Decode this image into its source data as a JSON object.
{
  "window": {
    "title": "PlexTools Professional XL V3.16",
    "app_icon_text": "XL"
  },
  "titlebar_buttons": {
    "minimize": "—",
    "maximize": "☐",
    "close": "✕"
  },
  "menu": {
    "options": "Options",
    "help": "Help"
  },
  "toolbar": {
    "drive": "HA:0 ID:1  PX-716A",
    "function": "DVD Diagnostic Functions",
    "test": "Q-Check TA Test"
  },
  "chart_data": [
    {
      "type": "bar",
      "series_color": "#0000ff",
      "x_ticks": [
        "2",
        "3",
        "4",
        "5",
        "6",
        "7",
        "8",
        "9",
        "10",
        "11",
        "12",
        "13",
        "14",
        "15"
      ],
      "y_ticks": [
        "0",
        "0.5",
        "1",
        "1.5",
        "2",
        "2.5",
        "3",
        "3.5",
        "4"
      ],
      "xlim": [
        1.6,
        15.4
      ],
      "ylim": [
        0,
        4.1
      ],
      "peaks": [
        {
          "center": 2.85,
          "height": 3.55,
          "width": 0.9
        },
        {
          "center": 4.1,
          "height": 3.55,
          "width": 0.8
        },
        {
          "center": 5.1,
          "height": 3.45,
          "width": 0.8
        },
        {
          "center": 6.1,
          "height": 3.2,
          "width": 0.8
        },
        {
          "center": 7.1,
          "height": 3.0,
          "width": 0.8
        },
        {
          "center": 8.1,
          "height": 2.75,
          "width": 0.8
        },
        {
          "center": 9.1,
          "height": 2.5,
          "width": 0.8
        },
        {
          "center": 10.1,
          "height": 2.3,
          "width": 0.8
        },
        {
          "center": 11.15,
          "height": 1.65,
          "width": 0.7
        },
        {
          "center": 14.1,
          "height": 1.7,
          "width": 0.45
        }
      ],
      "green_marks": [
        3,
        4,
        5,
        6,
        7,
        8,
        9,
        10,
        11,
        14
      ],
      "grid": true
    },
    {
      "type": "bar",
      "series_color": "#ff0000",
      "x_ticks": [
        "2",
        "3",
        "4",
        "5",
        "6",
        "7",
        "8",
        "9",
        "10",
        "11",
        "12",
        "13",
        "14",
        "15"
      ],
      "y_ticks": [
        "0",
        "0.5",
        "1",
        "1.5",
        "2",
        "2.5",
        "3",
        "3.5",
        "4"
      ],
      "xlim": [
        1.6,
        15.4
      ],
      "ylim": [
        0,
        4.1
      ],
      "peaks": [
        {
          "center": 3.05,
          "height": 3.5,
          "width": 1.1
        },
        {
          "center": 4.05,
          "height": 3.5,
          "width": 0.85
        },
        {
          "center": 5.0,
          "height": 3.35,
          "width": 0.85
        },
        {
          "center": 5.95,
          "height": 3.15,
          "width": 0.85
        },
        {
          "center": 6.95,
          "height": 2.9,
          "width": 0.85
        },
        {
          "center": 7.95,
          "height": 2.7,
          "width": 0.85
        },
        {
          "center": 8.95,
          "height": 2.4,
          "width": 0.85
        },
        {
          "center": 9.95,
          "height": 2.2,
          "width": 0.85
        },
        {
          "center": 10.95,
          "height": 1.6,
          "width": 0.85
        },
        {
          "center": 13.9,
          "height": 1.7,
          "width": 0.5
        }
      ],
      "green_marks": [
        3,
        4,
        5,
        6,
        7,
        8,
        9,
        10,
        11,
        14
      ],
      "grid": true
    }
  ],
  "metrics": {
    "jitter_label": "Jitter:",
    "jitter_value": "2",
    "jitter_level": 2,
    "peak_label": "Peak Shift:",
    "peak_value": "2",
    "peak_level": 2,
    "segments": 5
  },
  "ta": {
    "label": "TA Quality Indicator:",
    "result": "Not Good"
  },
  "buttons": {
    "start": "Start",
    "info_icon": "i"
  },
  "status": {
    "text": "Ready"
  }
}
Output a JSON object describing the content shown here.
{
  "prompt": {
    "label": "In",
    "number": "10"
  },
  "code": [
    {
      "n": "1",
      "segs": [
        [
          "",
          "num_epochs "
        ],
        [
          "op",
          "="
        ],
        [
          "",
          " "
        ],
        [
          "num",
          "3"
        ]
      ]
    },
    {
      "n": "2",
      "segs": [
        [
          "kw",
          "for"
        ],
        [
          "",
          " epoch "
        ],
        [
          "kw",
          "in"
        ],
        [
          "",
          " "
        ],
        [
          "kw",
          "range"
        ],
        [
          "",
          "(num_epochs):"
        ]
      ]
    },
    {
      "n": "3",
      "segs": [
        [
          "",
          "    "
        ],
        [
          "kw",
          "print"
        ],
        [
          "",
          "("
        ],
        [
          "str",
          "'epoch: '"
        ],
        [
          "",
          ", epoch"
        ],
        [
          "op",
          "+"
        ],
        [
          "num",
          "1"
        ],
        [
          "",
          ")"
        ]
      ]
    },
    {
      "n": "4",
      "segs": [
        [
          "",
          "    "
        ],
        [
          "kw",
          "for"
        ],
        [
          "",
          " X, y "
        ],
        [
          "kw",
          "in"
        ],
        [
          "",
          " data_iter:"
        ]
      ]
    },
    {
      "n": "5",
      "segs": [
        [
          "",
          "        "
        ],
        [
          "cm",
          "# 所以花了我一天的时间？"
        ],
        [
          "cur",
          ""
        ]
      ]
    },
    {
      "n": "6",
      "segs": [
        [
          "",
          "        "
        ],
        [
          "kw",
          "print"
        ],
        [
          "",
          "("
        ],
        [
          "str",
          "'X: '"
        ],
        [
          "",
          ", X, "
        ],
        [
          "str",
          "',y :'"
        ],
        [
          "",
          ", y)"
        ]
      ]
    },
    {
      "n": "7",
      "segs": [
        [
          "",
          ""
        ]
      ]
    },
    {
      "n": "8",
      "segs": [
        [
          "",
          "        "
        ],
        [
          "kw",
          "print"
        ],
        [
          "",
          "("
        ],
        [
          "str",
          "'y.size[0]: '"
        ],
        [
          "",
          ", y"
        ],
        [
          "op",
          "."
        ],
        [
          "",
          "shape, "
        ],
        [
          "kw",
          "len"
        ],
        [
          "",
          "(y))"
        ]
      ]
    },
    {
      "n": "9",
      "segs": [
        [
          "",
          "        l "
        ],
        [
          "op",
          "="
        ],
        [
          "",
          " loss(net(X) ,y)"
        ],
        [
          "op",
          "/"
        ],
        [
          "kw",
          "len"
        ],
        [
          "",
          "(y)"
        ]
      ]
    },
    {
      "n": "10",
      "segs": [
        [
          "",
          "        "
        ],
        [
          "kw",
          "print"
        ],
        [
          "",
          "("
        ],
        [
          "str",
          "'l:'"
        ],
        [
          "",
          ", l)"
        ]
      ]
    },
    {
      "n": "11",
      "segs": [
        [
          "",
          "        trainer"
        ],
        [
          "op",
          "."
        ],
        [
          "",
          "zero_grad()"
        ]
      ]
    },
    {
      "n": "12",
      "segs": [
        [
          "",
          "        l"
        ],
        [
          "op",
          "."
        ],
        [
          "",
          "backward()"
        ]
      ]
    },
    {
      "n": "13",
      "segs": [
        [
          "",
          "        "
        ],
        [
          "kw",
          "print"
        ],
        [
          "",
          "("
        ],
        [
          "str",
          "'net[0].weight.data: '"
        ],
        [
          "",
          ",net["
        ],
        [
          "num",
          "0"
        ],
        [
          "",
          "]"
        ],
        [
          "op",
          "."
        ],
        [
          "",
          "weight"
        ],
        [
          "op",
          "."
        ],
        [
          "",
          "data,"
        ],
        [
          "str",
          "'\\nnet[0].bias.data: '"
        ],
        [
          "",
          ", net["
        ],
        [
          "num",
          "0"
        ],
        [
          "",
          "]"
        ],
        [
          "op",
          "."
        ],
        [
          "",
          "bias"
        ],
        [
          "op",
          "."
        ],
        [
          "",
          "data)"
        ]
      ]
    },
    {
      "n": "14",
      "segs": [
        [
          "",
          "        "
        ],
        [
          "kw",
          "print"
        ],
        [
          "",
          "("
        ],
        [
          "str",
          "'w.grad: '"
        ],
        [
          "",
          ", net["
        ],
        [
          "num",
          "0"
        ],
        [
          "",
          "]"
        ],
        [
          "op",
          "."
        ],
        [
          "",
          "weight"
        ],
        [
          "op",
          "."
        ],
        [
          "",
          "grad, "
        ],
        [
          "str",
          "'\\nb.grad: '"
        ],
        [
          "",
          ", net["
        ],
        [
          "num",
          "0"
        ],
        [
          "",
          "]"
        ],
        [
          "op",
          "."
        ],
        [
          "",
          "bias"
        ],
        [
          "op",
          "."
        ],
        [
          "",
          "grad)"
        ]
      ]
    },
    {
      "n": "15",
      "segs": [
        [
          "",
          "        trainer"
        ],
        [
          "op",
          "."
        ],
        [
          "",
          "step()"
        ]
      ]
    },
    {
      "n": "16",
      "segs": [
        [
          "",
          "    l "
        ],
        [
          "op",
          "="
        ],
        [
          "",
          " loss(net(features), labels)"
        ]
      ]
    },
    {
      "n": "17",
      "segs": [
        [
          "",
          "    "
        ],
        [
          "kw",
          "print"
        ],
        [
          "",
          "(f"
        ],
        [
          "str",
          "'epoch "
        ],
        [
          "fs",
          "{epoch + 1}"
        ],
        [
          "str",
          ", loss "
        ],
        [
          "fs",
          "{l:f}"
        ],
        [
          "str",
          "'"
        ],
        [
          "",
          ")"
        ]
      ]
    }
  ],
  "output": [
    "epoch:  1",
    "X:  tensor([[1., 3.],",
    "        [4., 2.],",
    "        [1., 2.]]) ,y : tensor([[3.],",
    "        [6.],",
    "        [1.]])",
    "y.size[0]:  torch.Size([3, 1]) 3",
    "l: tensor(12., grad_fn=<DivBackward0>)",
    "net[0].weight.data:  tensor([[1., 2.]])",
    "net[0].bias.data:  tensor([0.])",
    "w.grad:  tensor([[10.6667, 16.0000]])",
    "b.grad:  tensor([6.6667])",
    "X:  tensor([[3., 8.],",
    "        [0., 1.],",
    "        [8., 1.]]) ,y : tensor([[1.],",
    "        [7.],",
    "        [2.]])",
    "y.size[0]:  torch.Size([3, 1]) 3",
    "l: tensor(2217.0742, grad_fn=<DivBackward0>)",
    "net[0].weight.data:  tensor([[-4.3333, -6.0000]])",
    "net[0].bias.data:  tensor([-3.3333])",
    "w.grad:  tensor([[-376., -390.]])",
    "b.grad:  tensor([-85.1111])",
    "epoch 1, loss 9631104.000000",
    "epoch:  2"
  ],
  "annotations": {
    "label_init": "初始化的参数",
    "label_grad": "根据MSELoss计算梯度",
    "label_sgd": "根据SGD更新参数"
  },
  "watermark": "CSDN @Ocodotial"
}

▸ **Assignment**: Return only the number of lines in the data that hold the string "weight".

▸ **Problem solution**: 5